*** Block opens ***
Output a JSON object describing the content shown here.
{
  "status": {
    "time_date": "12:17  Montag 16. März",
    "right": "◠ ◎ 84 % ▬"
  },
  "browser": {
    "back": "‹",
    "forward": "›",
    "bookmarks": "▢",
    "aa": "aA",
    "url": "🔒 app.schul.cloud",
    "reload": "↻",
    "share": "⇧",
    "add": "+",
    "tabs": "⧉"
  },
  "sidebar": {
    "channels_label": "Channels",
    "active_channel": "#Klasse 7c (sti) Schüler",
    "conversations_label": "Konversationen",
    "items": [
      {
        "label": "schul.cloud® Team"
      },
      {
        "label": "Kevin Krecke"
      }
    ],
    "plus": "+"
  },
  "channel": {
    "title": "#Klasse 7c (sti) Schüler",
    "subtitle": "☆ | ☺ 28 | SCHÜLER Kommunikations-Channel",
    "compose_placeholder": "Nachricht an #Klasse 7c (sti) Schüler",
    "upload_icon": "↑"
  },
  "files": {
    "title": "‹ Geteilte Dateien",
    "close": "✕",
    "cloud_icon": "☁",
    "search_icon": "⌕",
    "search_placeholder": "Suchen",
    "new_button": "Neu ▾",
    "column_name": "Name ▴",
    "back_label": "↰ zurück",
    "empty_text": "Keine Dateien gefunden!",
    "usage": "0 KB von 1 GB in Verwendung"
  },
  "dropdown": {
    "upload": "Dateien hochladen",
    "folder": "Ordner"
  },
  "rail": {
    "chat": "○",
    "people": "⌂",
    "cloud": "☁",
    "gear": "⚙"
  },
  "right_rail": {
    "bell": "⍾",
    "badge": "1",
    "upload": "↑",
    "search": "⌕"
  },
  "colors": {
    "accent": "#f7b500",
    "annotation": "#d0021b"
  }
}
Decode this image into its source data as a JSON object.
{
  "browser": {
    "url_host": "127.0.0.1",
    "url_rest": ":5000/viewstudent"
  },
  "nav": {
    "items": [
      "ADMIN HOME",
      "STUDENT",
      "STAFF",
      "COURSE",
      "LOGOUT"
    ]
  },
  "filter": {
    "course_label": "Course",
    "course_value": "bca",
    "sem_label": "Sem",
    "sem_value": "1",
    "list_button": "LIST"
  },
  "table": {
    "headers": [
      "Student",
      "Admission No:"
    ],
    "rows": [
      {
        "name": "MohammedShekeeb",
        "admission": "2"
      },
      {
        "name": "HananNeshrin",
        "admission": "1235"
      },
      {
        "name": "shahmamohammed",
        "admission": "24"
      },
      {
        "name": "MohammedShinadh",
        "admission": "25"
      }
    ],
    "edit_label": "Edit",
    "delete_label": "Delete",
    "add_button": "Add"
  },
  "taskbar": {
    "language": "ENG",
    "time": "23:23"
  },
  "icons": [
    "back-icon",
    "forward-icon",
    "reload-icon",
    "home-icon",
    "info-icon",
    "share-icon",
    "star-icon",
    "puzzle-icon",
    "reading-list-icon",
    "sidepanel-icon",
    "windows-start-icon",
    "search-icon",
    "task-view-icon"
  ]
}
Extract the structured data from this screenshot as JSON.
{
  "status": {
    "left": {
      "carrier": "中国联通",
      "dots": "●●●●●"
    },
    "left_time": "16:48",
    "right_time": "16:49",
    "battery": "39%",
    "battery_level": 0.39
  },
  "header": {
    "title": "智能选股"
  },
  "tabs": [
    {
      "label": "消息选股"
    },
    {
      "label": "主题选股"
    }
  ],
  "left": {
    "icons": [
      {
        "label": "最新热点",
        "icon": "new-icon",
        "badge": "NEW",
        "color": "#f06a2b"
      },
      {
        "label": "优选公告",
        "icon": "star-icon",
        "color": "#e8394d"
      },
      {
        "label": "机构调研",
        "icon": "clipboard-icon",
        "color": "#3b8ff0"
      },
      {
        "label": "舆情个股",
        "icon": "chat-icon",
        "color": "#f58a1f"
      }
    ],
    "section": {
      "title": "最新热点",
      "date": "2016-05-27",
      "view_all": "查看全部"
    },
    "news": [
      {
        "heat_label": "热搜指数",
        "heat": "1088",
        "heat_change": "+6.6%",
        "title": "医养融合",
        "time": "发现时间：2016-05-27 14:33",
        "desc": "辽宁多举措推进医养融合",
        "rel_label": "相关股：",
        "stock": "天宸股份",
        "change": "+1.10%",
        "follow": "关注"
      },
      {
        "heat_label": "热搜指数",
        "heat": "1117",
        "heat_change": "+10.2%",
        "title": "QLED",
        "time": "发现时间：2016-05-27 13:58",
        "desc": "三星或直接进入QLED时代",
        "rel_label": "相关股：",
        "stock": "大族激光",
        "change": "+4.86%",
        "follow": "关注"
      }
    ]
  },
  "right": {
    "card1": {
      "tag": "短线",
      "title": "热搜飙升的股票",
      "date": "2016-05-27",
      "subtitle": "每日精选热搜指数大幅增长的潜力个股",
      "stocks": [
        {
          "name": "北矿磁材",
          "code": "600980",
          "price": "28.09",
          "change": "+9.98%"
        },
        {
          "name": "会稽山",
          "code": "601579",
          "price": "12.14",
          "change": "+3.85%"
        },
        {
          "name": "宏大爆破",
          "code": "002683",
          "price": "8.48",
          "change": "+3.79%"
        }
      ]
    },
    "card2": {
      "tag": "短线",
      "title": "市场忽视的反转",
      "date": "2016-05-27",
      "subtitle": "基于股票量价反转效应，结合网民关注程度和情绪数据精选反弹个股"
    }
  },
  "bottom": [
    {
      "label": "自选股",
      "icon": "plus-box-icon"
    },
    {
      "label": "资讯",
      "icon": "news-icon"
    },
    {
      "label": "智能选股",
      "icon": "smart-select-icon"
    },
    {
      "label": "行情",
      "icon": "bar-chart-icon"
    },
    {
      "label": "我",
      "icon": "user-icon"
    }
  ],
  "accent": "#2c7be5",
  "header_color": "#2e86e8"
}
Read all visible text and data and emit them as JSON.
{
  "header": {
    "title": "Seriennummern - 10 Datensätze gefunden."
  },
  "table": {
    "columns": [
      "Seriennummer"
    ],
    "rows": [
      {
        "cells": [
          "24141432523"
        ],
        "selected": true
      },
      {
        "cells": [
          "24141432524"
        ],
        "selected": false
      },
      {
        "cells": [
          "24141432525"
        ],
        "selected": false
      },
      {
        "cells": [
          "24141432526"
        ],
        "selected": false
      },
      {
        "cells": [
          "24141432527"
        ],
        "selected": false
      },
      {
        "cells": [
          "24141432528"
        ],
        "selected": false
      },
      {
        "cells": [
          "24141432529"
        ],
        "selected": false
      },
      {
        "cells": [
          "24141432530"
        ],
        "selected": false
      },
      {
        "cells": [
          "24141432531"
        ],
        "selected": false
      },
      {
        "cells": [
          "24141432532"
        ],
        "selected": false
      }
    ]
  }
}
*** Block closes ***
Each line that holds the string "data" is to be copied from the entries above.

Decode this image into its source data as a JSON object.
Extract the structured data from this screenshot as JSON.
Read all visible text and data and emit them as JSON.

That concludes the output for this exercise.